Your company culture influences the holistic wellness of your business. After all, it underpins everything from how workers interact with one another to the ethical decisions they make. It also increasingly comes into consideration when auditing whether the best talent is attracted to your business. Therefore, it’s vital to understand where there may be hurdles to accessibility within your culture.
This has to begin by understanding to what extent unconscious biases toward people with disabilities are a feature in your company. This can be problematic not just from the actions of recruiters, but it may make a toxic working environment for a valuable professional living with a disability. It’s important to gain perspectives from both current staff and experts in the field. Conduct surveys to ask about employees’ opinions and experiences in this regard and be open to consultants running audits in this area.
Another vital part of your workplace culture is the company’s attitude and commitment toward mental wellness. A recruitment strategy that seeks to be fully inclusive isn’t going to succeed if your workplace doesn’t take mental health seriously on a cultural level.
If employees experiencing mental health challenges don’t have the support or resources they need, this can affect their health, productivity, and potential to resign. It’s important for everyone involved that your company offers access to tools like mental health screening and subsidized therapy. Take the time to assess these elements. Then, make adjustments to ensure you’re creating a supportive culture for those facing various challenges.

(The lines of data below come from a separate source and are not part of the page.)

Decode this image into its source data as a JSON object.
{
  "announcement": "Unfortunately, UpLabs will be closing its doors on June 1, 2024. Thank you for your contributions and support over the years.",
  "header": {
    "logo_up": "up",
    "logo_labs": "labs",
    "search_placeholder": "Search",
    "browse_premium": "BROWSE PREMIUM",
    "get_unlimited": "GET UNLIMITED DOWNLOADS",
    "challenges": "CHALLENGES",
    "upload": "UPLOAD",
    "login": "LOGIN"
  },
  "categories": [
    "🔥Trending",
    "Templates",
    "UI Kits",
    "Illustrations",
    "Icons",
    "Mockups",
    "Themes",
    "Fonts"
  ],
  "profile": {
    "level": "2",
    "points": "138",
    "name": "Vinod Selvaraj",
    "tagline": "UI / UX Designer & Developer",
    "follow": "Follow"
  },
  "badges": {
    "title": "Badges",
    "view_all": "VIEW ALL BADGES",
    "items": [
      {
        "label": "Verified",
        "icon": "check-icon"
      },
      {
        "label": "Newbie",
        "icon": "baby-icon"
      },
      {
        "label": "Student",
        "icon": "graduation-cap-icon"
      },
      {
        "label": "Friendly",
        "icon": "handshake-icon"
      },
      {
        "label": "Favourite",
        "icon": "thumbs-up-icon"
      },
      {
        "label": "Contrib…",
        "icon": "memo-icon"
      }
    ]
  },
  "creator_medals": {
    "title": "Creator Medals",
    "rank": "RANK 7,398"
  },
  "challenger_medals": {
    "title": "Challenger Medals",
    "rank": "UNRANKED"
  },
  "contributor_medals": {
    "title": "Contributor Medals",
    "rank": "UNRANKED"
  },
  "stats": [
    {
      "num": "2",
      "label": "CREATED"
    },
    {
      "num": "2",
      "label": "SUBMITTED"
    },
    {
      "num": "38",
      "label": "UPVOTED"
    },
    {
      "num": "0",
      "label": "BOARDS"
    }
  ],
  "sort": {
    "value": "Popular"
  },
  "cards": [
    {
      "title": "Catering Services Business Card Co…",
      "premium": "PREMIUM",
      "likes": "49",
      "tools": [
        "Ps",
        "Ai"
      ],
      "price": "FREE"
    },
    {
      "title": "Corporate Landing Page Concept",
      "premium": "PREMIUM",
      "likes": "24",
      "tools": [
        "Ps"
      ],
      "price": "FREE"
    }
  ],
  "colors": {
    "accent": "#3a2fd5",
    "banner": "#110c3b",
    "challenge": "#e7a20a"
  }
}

Evaluating Safety and Security
Safety and security are not obvious considerations for a recruitment strategy. You may only include these components for dangerous or sensitive roles. Yet, these elements play a vital role in making your process more accessible.
Firstly, this is relevant from the perspective of ensuring your company is a safe space for those with disabilities. It’s important to frequently evaluate not just whether your workspace is accessible for both candidates with physical and mental disabilities but also how this is communicated during the recruitment process. Look at whether your recruitment processes offer invitations for candidates to make requests about the environment they’re interviewed in or for assistance to be provided.
In addition, make certain the information regarding candidates' individual needs is protected from potential leaks and security breaches. This is sensitive data that must be treated respectfully. It’s vital, therefore, to ensure your recruitment process’ cybersecurity protocols are tight. Understand the various information technology (IT) risks your business could be subjected to, from malware attacks to phishing attempts. Make sure you have tools like intrusion detection software in place. Your staff — particularly recruiters — should also be trained in cyber-secure behavior.
While your hiring practices may be geared toward accessibility, it’s important to also make sure your recruitment processes have the same commitment. Take the time to audit aspects such as your choice of target demographic for potential hurdles to accessibility. Review how supportive your culture is to people with a range of accessibility challenges. Explore how your safety and security practices might impact your ability to recruit talented staff living with disabilities. Your attention here isn’t just an ethical imperative. With additional effort and scrutiny, you can ensure both employees and your business benefit from greater accessibility and inclusivity.
Learn more about Getting Hired, our mission, and how to ensure that you are creating an inclusive recruiting process and workplace go to gettinghired.com.
Ainsley Lawrence is a freelance writer from the Pacific Northwest. She is interested in better living through technology and education. She loves traveling to beautiful places and is frequently lost in a good book.